Colas has long been a driving force in the design and marketing to customers of eco-friendly alternatives (chiefly by resizing structures to reduce the amount of materials used), and the development of eco-comparing tools for assessing alternatives. These efforts have been instrumental in the production of Seve®, an eco-comparing software tool used by the roads industry in France that includes a materials saving indicator. Colas played a key role in developing the application and making it available to the industry and to customers. Eco-friendly alternatives offer better energy efficiency and lower greenhouse gas emissions than baseline solutions.

Thus, Colas measures savings of raw materials rather than tracking total consumption. Interpreting total consumption data can be complex because some figures rise in line with sales while others fall according to market trends, e.g. bitumen consumption, the shift towards service and maintenance activities, or expansion into new activities:

  • the increase in the production of recycled materials tracks the rise in aggregates production, without an improvement in the ratio between the two.
  • Conversely, the decline in tonnage representing recycled asphalt mixes is far less steep than the drop in the total production of asphalt mixes, leading to a continued rise in the rate of recycling.

Initiatives to reduce the use of raw materials are part of a wider-ranging policy to optimise construction costs.


At TF1, paper consumption is a key consideration with regard to the environmental footprint of its Metronews subsidiary.

In the period under review, printing the newspaper required 7,625 tonnes of paper, equating to a monthly average of 635 tonnes.
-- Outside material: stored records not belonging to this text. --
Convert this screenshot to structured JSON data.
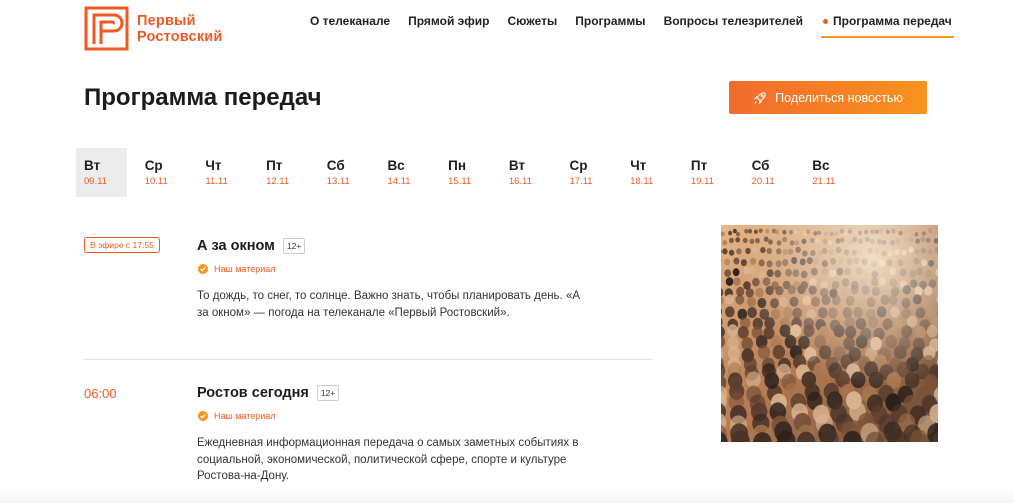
{
  "brand": {
    "line1": "Первый",
    "line2": "Ростовский",
    "color": "#ef5a24"
  },
  "nav": [
    {
      "label": "О телеканале",
      "active": false
    },
    {
      "label": "Прямой эфир",
      "active": false
    },
    {
      "label": "Сюжеты",
      "active": false
    },
    {
      "label": "Программы",
      "active": false
    },
    {
      "label": "Вопросы телезрителей",
      "active": false
    },
    {
      "label": "Программа передач",
      "active": true
    }
  ],
  "page": {
    "title": "Программа передач",
    "share_label": "Поделиться новостью",
    "share_icon": "rocket-icon"
  },
  "days": [
    {
      "name": "Вт",
      "date": "09.11",
      "active": true
    },
    {
      "name": "Ср",
      "date": "10.11"
    },
    {
      "name": "Чт",
      "date": "11.11"
    },
    {
      "name": "Пт",
      "date": "12.11"
    },
    {
      "name": "Сб",
      "date": "13.11"
    },
    {
      "name": "Вс",
      "date": "14.11"
    },
    {
      "name": "Пн",
      "date": "15.11"
    },
    {
      "name": "Вт",
      "date": "16.11"
    },
    {
      "name": "Ср",
      "date": "17.11"
    },
    {
      "name": "Чт",
      "date": "18.11"
    },
    {
      "name": "Пт",
      "date": "19.11"
    },
    {
      "name": "Сб",
      "date": "20.11"
    },
    {
      "name": "Вс",
      "date": "21.11"
    }
  ],
  "programs": [
    {
      "status": "В эфире с 17:55",
      "title": "А за окном",
      "age": "12+",
      "badge": "Наш материал",
      "description": "То дождь, то снег, то солнце. Важно знать, чтобы планировать день. «А за окном» — погода на телеканале «Первый Ростовский»."
    },
    {
      "time": "06:00",
      "title": "Ростов сегодня",
      "age": "12+",
      "badge": "Наш материал",
      "description": "Ежедневная информационная передача о самых заметных событиях  в социальной, экономической, политической сфере, спорте и культуре  Ростова-на-Дону."
    }
  ],
  "colors": {
    "accent": "#ef5a24",
    "accent_gradient_end": "#f7931e",
    "active_day_bg": "#ececec"
  }
}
Usage is monitored to optimise both the volume of paper consumed and distances between print works and distribution points.


In its guidelines to maintenance service providers, TF1

bans the use of substances that are harmful to the environment.

(Updated: January 2016)